▸ **TASK TO COMPLETE**: From the entries provided below, copy each line that contains the word "viewers".

▸ **MATERIAL PROVIDED**:
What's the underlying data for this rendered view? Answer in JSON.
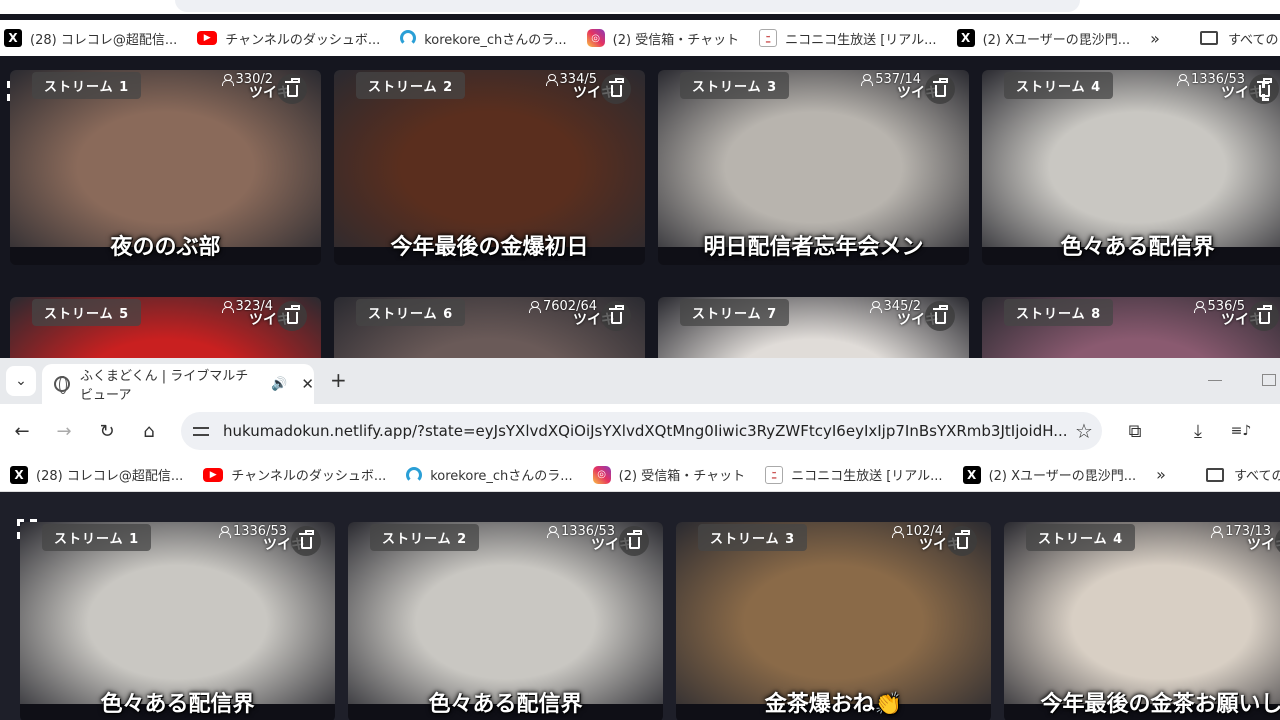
{
  "bookmarks": [
    {
      "icon": "x-icon",
      "label": "(28) コレコレ@超配信..."
    },
    {
      "icon": "youtube-icon",
      "label": "チャンネルのダッシュボ..."
    },
    {
      "icon": "korekore-icon",
      "label": "korekore_chさんのラ..."
    },
    {
      "icon": "instagram-icon",
      "label": "(2) 受信箱・チャット"
    },
    {
      "icon": "niconico-icon",
      "label": "ニコニコ生放送 [リアル..."
    },
    {
      "icon": "x-icon",
      "label": "(2) Xユーザーの毘沙門..."
    }
  ],
  "bookmarks_more": "»",
  "all_bookmarks_label": "すべてのブック",
  "all_bookmarks_label_front": "すべての",
  "back_tiles": [
    {
      "label": "ストリーム 1",
      "viewers": "330/2",
      "caption": "夜ののぶ部",
      "bg": "#8a6a5a"
    },
    {
      "label": "ストリーム 2",
      "viewers": "334/5",
      "caption": "今年最後の金爆初日",
      "bg": "#5a2e1e"
    },
    {
      "label": "ストリーム 3",
      "viewers": "537/14",
      "caption": "明日配信者忘年会メン",
      "bg": "#b8b4ae"
    },
    {
      "label": "ストリーム 4",
      "viewers": "1336/53",
      "caption": "色々ある配信界",
      "bg": "#c9c7c2"
    },
    {
      "label": "ストリーム 5",
      "viewers": "323/4",
      "caption": "",
      "bg": "#c92020"
    },
    {
      "label": "ストリーム 6",
      "viewers": "7602/64",
      "caption": "",
      "bg": "#6a5a58"
    },
    {
      "label": "ストリーム 7",
      "viewers": "345/2",
      "caption": "",
      "bg": "#e0dcd8"
    },
    {
      "label": "ストリーム 8",
      "viewers": "536/5",
      "caption": "",
      "bg": "#8a5a70"
    }
  ],
  "front_tab": {
    "title": "ふくまどくん | ライブマルチビューア"
  },
  "address_url": "hukumadokun.netlify.app/?state=eyJsYXlvdXQiOiJsYXlvdXQtMng0Iiwic3RyZWFtcyI6eyIxIjp7InBsYXRmb3JtIjoidH...",
  "tsuiki_label": "ツイキ",
  "front_tiles": [
    {
      "label": "ストリーム 1",
      "viewers": "1336/53",
      "caption": "色々ある配信界",
      "bg": "#c9c7c2"
    },
    {
      "label": "ストリーム 2",
      "viewers": "1336/53",
      "caption": "色々ある配信界",
      "bg": "#c9c7c2"
    },
    {
      "label": "ストリーム 3",
      "viewers": "102/4",
      "caption": "金茶爆おね👏",
      "bg": "#8a6a48"
    },
    {
      "label": "ストリーム 4",
      "viewers": "173/13",
      "caption": "今年最後の金茶お願いし",
      "bg": "#d8cfc4"
    }
  ],
  "icons": {
    "new_tab": "+",
    "close": "✕",
    "back": "←",
    "forward": "→",
    "reload": "↻",
    "home": "⌂",
    "star": "☆",
    "download": "⤓",
    "extensions": "⧉",
    "tab_list": "⌄",
    "speaker": "🔊"
  }
}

▸ **TASK SOLUTION**:
      "viewers": "330/2",
      "viewers": "334/5",
      "viewers": "537/14",
      "viewers": "1336/53",
      "viewers": "323/4",
      "viewers": "7602/64",
      "viewers": "345/2",
      "viewers": "536/5",
      "viewers": "1336/53",
      "viewers": "1336/53",
      "viewers": "102/4",
      "viewers": "173/13",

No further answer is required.